Northrop Grumman is a technology company, focused on global security and human discovery. Our pioneering solutions equip our customers with capabilities they need to connect, advance and protect the U.S. and its allies. Driven by a shared purpose to solve our customers’ toughest problems, our 90,000 employees define possible every day.
NASA and Boeing have initiated a contract for the production of 10 Space Launch System core stages and up to eight Exploration Upper Stages to support the third through the twelfth Artemis missions.
Up to 10 additional core stages may be ordered under the contract, leveraging active labor, materials, and facility resources and supply chain efficiencies for production savings.

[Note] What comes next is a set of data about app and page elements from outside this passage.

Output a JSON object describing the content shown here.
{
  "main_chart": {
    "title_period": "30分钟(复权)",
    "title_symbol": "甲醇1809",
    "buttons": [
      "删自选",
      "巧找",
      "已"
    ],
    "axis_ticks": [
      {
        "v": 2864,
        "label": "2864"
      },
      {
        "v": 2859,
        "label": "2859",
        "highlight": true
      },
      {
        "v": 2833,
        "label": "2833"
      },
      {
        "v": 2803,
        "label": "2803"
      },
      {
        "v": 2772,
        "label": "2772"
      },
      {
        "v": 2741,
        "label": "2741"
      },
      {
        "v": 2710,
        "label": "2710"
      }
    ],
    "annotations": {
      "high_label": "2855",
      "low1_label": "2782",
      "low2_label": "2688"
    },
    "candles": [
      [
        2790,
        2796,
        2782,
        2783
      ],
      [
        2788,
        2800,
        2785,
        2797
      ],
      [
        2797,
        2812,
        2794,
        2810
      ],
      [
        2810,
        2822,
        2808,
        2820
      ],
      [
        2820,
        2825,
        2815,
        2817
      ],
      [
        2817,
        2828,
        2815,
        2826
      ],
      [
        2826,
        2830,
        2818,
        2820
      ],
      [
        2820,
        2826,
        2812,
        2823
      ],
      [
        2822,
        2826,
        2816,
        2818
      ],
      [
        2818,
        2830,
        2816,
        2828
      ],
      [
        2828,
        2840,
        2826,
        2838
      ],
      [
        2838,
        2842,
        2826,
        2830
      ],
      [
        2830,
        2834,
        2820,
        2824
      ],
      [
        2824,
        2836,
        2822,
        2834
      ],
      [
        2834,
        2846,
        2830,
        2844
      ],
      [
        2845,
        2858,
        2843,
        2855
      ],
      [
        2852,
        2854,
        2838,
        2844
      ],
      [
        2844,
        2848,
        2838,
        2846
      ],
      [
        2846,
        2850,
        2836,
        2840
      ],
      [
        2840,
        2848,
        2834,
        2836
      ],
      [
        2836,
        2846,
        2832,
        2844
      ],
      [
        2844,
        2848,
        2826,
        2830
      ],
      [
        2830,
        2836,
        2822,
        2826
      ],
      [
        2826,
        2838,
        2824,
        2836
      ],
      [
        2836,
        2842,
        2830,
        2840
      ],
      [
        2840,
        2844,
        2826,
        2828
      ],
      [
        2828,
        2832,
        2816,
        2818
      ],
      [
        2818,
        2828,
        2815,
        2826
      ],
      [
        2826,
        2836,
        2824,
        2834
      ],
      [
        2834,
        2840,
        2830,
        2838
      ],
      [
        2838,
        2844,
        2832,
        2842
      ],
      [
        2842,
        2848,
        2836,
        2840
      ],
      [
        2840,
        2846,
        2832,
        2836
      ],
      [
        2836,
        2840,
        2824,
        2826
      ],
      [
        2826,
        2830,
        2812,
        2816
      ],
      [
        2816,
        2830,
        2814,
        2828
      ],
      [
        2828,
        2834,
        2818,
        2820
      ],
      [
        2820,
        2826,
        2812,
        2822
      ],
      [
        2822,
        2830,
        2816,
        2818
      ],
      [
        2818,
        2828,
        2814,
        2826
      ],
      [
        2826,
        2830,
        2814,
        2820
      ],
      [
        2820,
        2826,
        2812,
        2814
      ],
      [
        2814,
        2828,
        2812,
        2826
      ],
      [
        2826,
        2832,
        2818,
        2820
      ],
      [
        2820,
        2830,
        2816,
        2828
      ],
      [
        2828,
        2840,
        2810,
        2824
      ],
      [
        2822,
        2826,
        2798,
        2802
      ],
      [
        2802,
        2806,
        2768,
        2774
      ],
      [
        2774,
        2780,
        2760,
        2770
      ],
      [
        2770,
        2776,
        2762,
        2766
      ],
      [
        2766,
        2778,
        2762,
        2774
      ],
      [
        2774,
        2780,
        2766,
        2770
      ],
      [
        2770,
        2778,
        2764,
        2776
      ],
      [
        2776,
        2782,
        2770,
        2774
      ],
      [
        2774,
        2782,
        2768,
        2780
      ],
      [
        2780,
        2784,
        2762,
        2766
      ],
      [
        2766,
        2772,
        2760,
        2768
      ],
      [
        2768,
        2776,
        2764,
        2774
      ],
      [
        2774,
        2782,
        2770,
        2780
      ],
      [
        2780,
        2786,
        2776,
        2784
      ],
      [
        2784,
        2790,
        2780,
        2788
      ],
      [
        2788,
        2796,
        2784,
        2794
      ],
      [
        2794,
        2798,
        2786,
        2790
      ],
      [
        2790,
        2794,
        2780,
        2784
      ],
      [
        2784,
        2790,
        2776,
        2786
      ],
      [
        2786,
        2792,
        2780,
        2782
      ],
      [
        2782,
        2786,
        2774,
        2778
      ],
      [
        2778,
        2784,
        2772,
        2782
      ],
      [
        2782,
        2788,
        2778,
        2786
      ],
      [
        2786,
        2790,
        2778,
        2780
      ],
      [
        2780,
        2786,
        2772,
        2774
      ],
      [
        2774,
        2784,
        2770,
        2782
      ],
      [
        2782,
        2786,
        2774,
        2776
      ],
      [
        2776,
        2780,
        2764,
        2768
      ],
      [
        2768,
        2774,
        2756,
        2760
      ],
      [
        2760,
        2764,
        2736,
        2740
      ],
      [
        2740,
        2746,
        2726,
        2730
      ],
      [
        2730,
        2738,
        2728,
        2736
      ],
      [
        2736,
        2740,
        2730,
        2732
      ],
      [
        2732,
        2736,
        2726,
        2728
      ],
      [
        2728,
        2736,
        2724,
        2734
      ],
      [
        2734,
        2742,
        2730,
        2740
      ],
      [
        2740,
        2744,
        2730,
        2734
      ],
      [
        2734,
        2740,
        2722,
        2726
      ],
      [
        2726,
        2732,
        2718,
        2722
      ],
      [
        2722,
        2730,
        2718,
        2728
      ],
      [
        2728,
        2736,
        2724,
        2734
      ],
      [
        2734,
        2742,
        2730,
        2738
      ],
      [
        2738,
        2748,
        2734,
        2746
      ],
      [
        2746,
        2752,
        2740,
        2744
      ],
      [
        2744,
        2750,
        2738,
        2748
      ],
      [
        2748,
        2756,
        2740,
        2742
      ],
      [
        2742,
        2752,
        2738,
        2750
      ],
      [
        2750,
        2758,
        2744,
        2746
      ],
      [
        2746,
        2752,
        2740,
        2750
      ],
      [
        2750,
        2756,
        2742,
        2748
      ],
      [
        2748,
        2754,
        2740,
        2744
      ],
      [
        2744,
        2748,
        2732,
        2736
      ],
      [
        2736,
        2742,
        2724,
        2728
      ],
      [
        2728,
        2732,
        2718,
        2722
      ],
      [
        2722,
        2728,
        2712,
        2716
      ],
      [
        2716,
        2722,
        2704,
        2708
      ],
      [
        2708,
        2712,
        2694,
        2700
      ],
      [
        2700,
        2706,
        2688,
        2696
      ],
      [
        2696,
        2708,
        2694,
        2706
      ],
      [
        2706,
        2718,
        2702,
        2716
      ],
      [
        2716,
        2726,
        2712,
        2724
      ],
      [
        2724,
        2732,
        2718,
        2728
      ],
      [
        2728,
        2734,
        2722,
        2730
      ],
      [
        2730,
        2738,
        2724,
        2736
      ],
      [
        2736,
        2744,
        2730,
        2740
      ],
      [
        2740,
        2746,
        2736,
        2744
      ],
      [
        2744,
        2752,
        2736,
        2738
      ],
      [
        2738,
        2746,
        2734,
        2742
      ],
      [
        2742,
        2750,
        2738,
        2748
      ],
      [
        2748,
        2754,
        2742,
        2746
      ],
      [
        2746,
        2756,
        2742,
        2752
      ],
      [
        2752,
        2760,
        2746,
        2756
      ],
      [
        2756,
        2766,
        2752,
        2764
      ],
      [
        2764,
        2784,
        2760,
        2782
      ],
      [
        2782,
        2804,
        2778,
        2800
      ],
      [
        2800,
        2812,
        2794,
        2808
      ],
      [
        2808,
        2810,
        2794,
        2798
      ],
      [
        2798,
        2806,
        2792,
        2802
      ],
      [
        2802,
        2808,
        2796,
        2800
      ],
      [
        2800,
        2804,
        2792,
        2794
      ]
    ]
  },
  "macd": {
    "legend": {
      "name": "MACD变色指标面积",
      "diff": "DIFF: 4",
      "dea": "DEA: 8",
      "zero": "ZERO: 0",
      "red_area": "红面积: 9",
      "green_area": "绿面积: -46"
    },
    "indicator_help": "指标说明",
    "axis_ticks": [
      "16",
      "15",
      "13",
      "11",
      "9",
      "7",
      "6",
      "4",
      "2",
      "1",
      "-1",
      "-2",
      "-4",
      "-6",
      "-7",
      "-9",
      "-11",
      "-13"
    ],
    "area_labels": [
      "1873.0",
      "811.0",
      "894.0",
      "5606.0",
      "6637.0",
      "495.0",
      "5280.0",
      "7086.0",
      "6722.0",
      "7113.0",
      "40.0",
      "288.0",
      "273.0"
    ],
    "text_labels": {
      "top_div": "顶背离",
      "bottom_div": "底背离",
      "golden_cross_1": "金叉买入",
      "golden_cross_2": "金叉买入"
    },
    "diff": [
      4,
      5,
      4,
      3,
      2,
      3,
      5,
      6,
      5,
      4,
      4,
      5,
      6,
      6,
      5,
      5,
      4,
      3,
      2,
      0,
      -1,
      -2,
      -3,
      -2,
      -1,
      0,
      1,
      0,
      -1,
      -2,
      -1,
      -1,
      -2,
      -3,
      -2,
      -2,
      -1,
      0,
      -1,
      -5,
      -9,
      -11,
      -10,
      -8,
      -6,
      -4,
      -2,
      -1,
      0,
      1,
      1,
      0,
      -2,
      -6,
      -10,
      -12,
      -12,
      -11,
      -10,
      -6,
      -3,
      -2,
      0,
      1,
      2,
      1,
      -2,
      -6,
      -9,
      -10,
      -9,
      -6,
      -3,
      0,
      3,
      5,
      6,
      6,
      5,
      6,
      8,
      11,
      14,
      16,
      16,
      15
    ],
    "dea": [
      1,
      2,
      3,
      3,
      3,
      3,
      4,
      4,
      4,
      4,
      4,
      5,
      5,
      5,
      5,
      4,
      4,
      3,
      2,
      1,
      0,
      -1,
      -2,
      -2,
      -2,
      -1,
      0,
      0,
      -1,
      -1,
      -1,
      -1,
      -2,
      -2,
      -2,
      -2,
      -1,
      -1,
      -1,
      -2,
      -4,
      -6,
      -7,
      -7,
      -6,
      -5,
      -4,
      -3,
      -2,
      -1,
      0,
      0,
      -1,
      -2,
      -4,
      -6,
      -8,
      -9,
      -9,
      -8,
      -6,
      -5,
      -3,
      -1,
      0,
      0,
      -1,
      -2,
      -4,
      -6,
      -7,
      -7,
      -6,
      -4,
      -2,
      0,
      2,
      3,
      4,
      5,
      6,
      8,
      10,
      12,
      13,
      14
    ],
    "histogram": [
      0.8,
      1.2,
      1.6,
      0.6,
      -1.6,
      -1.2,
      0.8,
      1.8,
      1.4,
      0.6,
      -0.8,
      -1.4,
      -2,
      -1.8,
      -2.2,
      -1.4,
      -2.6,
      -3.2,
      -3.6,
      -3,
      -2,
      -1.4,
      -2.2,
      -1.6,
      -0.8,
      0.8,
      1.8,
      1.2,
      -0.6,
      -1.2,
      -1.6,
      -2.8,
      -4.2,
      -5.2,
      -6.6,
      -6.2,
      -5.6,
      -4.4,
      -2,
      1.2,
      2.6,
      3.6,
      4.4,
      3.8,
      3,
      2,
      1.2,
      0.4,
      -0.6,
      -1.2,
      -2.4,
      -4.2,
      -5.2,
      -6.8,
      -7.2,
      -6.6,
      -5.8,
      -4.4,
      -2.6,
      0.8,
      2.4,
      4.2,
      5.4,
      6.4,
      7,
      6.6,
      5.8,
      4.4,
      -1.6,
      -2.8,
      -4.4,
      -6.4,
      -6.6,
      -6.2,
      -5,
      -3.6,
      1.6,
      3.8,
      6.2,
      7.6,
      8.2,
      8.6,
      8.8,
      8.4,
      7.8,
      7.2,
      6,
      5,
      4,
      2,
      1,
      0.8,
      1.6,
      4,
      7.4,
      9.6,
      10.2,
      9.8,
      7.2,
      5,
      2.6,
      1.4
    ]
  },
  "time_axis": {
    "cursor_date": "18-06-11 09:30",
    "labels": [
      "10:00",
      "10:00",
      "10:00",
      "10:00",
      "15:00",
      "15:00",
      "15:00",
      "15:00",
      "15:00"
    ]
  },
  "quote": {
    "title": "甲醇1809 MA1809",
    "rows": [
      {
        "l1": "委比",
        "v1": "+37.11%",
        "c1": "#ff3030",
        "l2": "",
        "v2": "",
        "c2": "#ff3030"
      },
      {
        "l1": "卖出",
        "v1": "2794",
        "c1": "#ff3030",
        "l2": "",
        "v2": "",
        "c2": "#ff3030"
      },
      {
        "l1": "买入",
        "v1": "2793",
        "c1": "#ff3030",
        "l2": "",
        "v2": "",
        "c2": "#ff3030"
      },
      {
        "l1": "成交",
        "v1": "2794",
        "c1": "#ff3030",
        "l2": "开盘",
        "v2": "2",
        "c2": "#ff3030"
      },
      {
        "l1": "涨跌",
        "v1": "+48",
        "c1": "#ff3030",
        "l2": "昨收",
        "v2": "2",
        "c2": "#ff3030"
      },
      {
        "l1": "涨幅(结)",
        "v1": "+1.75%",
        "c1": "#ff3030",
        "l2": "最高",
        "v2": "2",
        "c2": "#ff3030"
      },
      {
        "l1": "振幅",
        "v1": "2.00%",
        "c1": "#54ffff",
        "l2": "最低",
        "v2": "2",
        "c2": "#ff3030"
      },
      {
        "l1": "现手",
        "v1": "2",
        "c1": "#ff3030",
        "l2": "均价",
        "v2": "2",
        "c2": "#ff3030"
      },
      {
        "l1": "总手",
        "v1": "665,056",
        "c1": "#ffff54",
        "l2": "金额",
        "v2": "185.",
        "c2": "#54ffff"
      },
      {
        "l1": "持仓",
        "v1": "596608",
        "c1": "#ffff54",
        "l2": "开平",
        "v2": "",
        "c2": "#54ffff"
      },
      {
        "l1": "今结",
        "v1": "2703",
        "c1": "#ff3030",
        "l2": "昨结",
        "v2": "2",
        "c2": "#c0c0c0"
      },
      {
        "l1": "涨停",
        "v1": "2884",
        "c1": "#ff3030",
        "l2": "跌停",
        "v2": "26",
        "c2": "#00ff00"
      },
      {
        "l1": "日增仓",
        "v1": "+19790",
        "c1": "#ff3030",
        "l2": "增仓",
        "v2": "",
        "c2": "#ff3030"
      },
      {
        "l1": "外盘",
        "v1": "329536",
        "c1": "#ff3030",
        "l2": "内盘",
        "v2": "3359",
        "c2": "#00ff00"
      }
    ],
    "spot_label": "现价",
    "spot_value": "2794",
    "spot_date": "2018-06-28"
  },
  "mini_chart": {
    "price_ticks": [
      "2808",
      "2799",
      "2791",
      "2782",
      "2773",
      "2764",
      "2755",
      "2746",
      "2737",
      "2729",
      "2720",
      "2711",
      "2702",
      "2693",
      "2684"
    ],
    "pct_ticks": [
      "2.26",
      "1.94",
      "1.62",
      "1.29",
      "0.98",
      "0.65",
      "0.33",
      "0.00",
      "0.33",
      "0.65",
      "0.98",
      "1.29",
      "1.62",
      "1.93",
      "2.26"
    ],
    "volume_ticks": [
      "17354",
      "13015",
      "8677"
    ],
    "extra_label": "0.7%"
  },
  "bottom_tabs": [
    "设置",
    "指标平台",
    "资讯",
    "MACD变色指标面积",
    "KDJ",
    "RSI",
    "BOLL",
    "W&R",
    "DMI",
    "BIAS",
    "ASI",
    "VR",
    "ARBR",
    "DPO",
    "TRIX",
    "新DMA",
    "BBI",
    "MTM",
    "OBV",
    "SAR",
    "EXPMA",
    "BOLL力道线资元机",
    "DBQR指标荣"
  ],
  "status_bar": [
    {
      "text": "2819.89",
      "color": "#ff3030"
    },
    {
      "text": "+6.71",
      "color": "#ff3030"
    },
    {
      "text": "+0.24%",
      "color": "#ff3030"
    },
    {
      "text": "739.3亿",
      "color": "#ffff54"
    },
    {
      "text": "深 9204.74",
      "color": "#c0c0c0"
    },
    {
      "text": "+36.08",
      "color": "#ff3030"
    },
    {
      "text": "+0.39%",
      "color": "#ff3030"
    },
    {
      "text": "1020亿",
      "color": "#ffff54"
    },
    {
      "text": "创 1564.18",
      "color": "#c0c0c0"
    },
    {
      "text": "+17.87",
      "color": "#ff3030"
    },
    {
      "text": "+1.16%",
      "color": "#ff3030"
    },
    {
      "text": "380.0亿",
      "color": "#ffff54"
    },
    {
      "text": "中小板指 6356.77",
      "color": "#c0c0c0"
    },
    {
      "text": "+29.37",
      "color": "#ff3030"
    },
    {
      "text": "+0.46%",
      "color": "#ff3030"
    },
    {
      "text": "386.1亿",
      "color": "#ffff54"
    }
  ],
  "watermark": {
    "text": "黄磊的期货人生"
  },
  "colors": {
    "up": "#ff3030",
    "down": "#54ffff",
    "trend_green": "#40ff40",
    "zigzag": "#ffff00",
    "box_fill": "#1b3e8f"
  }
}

SLS is NASA’s deep space exploration rocket that will launch astronauts in the 27-metric ton Orion crew vehicle, plus cargo, from Earth to the moon and eventually to Mars. Boeing is the prime contractor for the rocket’s core stage, avionics, and variations of the upper stage. The rocket is designed to be evolvable for missions beyond the moon.
«We greatly appreciate the confidence NASA has placed in Boeing to deliver this deep space rocket and their endorsement of our team’s approach to meeting this unprecedented technological and manufacturing challenge in support of NASA’s Artemis program», said Jim Chilton, senior vice president of Boeing’s Space and Launch division.
«Together with a nationwide network of engaged and innovative suppliers we will deliver the first core stage to NASA this year for Artemis I», Chilton added. «This team is already implementing lessons learned and innovative practices from the first build to produce a second core stage more efficiently than the first. We are committed to continuous improvement as they execute on this new contract».
Boeing designed, developed, tested and built the first SLS core stage under the original NASA Stages contract, including refurbishing the company’s manufacturing area at the Michoud Assembly Facility (MAF) in New Orleans, building test versions of the SLS structures, and designing more efficient, modern tooling, all while abiding by stringent safety and quality standards for human spaceflight. The second core stage is simultaneously in production at MAF.
Boeing last year delivered the first upper stage, the Interim Cryogenic Propulsion System, built by United Launch Alliance in Decatur, Alabama, for the Block 1 version of the evolvable vehicle. The more powerful Exploration Upper Stage design for the Block 1B version is in development, while the MAF facility is being prepared for that build.
SLS is the only rocket that can carry the Orion, and necessary cargo, beyond Earth orbit in a single mission, making it a critical capability for NASA’s deep-space Artemis program.
«Boeing has implemented advanced manufacturing technologies for design, test, and production of the core stages, which will make both core stage production and upper stage development faster, more efficient, and safer», said John Shannon, Boeing vice president and Space Launch System program manager. «The evolvable nature of the rocket will allow us to onboard new advances in materials and production technologies as we move forward to the moon and on to Mars».